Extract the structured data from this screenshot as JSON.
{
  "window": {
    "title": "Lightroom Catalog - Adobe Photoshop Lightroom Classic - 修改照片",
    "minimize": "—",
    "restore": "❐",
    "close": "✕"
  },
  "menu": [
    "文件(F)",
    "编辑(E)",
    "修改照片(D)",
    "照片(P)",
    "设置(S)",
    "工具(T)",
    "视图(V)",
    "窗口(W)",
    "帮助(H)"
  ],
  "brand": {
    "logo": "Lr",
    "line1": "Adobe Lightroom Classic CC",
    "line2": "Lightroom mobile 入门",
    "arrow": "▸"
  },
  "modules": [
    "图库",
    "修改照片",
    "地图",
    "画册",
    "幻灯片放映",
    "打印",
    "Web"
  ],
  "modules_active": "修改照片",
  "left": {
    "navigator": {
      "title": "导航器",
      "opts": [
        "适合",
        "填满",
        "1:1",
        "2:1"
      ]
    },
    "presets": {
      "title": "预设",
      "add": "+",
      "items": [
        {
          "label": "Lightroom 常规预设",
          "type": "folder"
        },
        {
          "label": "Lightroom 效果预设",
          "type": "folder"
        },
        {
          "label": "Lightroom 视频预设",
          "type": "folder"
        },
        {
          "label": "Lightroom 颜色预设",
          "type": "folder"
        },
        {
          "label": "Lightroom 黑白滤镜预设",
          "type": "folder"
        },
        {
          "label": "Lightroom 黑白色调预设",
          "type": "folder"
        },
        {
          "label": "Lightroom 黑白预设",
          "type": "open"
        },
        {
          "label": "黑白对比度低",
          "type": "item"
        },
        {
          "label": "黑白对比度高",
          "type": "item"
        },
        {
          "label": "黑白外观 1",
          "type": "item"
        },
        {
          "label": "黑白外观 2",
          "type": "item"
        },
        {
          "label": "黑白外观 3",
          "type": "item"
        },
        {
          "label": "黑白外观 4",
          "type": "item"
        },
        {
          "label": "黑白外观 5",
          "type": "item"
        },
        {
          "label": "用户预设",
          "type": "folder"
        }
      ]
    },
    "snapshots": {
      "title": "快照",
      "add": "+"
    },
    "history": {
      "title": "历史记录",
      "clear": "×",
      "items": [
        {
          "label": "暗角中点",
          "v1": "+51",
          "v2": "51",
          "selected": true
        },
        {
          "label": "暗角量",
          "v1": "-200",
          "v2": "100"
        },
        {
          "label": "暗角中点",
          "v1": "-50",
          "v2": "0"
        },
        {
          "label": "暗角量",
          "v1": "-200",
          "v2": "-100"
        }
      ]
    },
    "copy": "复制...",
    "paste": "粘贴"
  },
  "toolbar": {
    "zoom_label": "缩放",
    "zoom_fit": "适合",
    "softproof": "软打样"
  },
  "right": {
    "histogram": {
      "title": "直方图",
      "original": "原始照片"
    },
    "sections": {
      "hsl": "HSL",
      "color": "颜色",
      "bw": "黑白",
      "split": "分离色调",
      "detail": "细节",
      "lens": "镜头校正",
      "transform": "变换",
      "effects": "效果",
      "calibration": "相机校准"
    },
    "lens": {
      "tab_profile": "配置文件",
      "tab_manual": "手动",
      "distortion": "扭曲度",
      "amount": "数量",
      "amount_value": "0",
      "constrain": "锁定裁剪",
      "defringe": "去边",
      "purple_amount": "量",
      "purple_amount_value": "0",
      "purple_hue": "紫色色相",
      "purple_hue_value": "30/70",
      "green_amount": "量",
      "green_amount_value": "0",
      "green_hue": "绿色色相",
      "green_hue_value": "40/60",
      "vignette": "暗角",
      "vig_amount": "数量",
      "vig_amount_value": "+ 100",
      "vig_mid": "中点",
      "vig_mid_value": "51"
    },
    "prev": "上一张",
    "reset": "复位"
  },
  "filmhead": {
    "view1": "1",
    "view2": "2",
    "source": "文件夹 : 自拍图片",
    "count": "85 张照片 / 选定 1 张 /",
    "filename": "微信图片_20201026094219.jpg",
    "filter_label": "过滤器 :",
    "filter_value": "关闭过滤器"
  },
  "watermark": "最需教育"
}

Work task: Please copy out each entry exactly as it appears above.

Result for this exercise:
Extract the structured data from this screenshot as JSON.
{
  "window": {
    "title": "Lightroom Catalog - Adobe Photoshop Lightroom Classic - 修改照片",
    "minimize": "—",
    "restore": "❐",
    "close": "✕"
  },
  "menu": [
    "文件(F)",
    "编辑(E)",
    "修改照片(D)",
    "照片(P)",
    "设置(S)",
    "工具(T)",
    "视图(V)",
    "窗口(W)",
    "帮助(H)"
  ],
  "brand": {
    "logo": "Lr",
    "line1": "Adobe Lightroom Classic CC",
    "line2": "Lightroom mobile 入门",
    "arrow": "▸"
  },
  "modules": [
    "图库",
    "修改照片",
    "地图",
    "画册",
    "幻灯片放映",
    "打印",
    "Web"
  ],
  "modules_active": "修改照片",
  "left": {
    "navigator": {
      "title": "导航器",
      "opts": [
        "适合",
        "填满",
        "1:1",
        "2:1"
      ]
    },
    "presets": {
      "title": "预设",
      "add": "+",
      "items": [
        {
          "label": "Lightroom 常规预设",
          "type": "folder"
        },
        {
          "label": "Lightroom 效果预设",
          "type": "folder"
        },
        {
          "label": "Lightroom 视频预设",
          "type": "folder"
        },
        {
          "label": "Lightroom 颜色预设",
          "type": "folder"
        },
        {
          "label": "Lightroom 黑白滤镜预设",
          "type": "folder"
        },
        {
          "label": "Lightroom 黑白色调预设",
          "type": "folder"
        },
        {
          "label": "Lightroom 黑白预设",
          "type": "open"
        },
        {
          "label": "黑白对比度低",
          "type": "item"
        },
        {
          "label": "黑白对比度高",
          "type": "item"
        },
        {
          "label": "黑白外观 1",
          "type": "item"
        },
        {
          "label": "黑白外观 2",
          "type": "item"
        },
        {
          "label": "黑白外观 3",
          "type": "item"
        },
        {
          "label": "黑白外观 4",
          "type": "item"
        },
        {
          "label": "黑白外观 5",
          "type": "item"
        },
        {
          "label": "用户预设",
          "type": "folder"
        }
      ]
    },
    "snapshots": {
      "title": "快照",
      "add": "+"
    },
    "history": {
      "title": "历史记录",
      "clear": "×",
      "items": [
        {
          "label": "暗角中点",
          "v1": "+51",
          "v2": "51",
          "selected": true
        },
        {
          "label": "暗角量",
          "v1": "-200",
          "v2": "100"
        },
        {
          "label": "暗角中点",
          "v1": "-50",
          "v2": "0"
        },
        {
          "label": "暗角量",
          "v1": "-200",
          "v2": "-100"
        }
      ]
    },
    "copy": "复制...",
    "paste": "粘贴"
  },
  "toolbar": {
    "zoom_label": "缩放",
    "zoom_fit": "适合",
    "softproof": "软打样"
  },
  "right": {
    "histogram": {
      "title": "直方图",
      "original": "原始照片"
    },
    "sections": {
      "hsl": "HSL",
      "color": "颜色",
      "bw": "黑白",
      "split": "分离色调",
      "detail": "细节",
      "lens": "镜头校正",
      "transform": "变换",
      "effects": "效果",
      "calibration": "相机校准"
    },
    "lens": {
      "tab_profile": "配置文件",
      "tab_manual": "手动",
      "distortion": "扭曲度",
      "amount": "数量",
      "amount_value": "0",
      "constrain": "锁定裁剪",
      "defringe": "去边",
      "purple_amount": "量",
      "purple_amount_value": "0",
      "purple_hue": "紫色色相",
      "purple_hue_value": "30/70",
      "green_amount": "量",
      "green_amount_value": "0",
      "green_hue": "绿色色相",
      "green_hue_value": "40/60",
      "vignette": "暗角",
      "vig_amount": "数量",
      "vig_amount_value": "+ 100",
      "vig_mid": "中点",
      "vig_mid_value": "51"
    },
    "prev": "上一张",
    "reset": "复位"
  },
  "filmhead": {
    "view1": "1",
    "view2": "2",
    "source": "文件夹 : 自拍图片",
    "count": "85 张照片 / 选定 1 张 /",
    "filename": "微信图片_20201026094219.jpg",
    "filter_label": "过滤器 :",
    "filter_value": "关闭过滤器"
  },
  "watermark": "最需教育"
}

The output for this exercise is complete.